▸ **Input for this task**

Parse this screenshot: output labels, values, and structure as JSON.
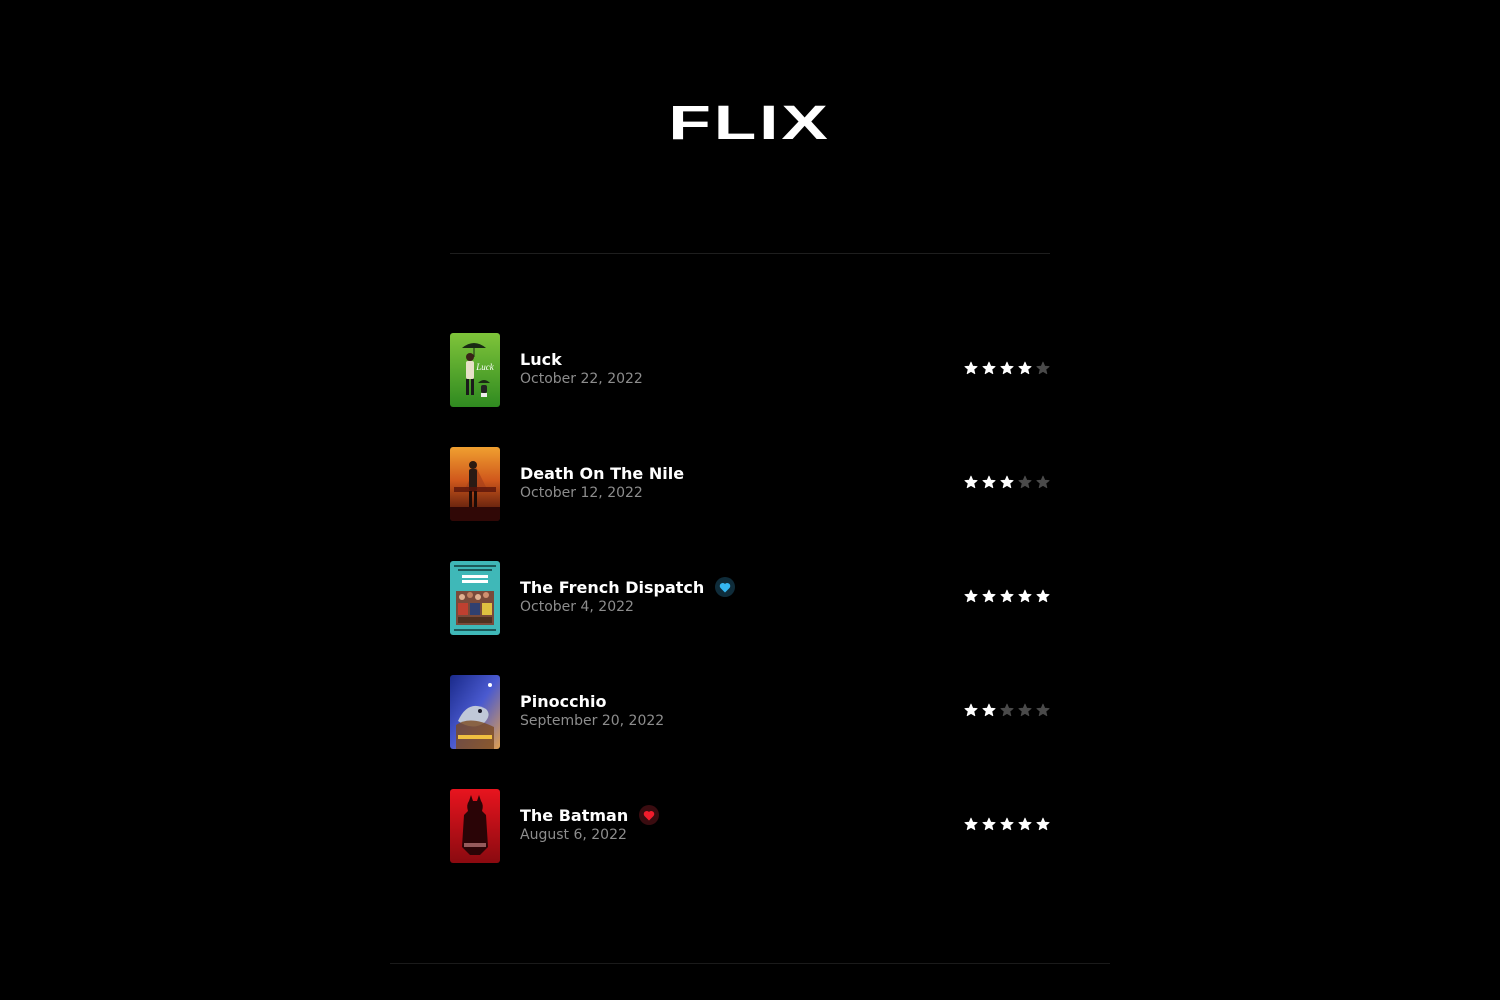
{
  "brand": {
    "logo_text": "FLIX"
  },
  "colors": {
    "background": "#000000",
    "star_on": "#ffffff",
    "star_off": "#4a4a4a",
    "heart_blue": "#35b6f0",
    "heart_blue_bg": "#0f2c3a",
    "heart_red": "#f01c2c",
    "heart_red_bg": "#3a0c10"
  },
  "movies": [
    {
      "title": "Luck",
      "date": "October 22, 2022",
      "rating": 4,
      "max_rating": 5,
      "heart": null,
      "poster_icon": "luck-poster"
    },
    {
      "title": "Death On The Nile",
      "date": "October 12, 2022",
      "rating": 3,
      "max_rating": 5,
      "heart": null,
      "poster_icon": "death-on-the-nile-poster"
    },
    {
      "title": "The French Dispatch",
      "date": "October 4, 2022",
      "rating": 5,
      "max_rating": 5,
      "heart": "blue",
      "poster_icon": "french-dispatch-poster"
    },
    {
      "title": "Pinocchio",
      "date": "September 20, 2022",
      "rating": 2,
      "max_rating": 5,
      "heart": null,
      "poster_icon": "pinocchio-poster"
    },
    {
      "title": "The Batman",
      "date": "August 6, 2022",
      "rating": 5,
      "max_rating": 5,
      "heart": "red",
      "poster_icon": "the-batman-poster"
    }
  ]
}
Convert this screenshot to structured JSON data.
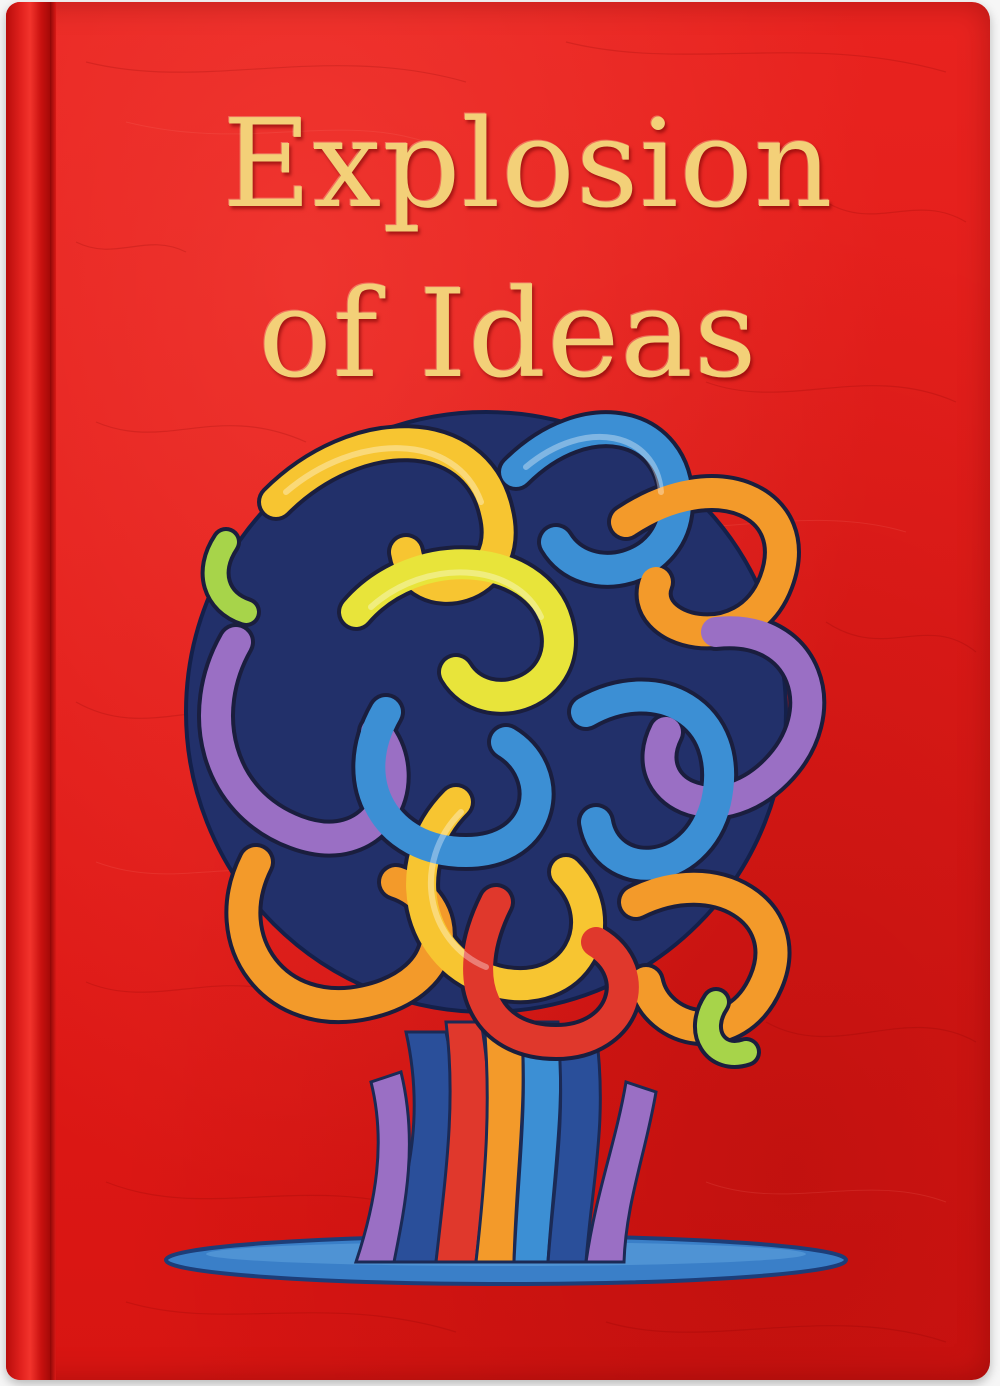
{
  "cover": {
    "title_line1": "Explosion",
    "title_line2": "of Ideas"
  },
  "colors": {
    "cover_red": "#e11b18",
    "title_gold": "#f3d078",
    "ribbon_yellow": "#f7c531",
    "ribbon_blue": "#3c8fd4",
    "ribbon_navy": "#2a4f9a",
    "ribbon_purple": "#9a6fc4",
    "ribbon_orange": "#f39a2a",
    "ribbon_green": "#a7d44a",
    "puddle_blue": "#3a7fc8"
  },
  "illustration": {
    "subject": "tangled-ribbon-tree"
  }
}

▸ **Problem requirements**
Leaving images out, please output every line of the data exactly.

▸ **Problem solution**
Parse this screenshot: output labels, values, and structure as JSON.
{
  "brand": {
    "logo_text": "FLIX"
  },
  "colors": {
    "background": "#000000",
    "star_on": "#ffffff",
    "star_off": "#4a4a4a",
    "heart_blue": "#35b6f0",
    "heart_blue_bg": "#0f2c3a",
    "heart_red": "#f01c2c",
    "heart_red_bg": "#3a0c10"
  },
  "movies": [
    {
      "title": "Luck",
      "date": "October 22, 2022",
      "rating": 4,
      "max_rating": 5,
      "heart": null,
      "poster_icon": "luck-poster"
    },
    {
      "title": "Death On The Nile",
      "date": "October 12, 2022",
      "rating": 3,
      "max_rating": 5,
      "heart": null,
      "poster_icon": "death-on-the-nile-poster"
    },
    {
      "title": "The French Dispatch",
      "date": "October 4, 2022",
      "rating": 5,
      "max_rating": 5,
      "heart": "blue",
      "poster_icon": "french-dispatch-poster"
    },
    {
      "title": "Pinocchio",
      "date": "September 20, 2022",
      "rating": 2,
      "max_rating": 5,
      "heart": null,
      "poster_icon": "pinocchio-poster"
    },
    {
      "title": "The Batman",
      "date": "August 6, 2022",
      "rating": 5,
      "max_rating": 5,
      "heart": "red",
      "poster_icon": "the-batman-poster"
    }
  ]
}
Convert this screenshot to structured JSON data.
{
  "cover": {
    "title_line1": "Explosion",
    "title_line2": "of Ideas"
  },
  "colors": {
    "cover_red": "#e11b18",
    "title_gold": "#f3d078",
    "ribbon_yellow": "#f7c531",
    "ribbon_blue": "#3c8fd4",
    "ribbon_navy": "#2a4f9a",
    "ribbon_purple": "#9a6fc4",
    "ribbon_orange": "#f39a2a",
    "ribbon_green": "#a7d44a",
    "puddle_blue": "#3a7fc8"
  },
  "illustration": {
    "subject": "tangled-ribbon-tree"
  }
}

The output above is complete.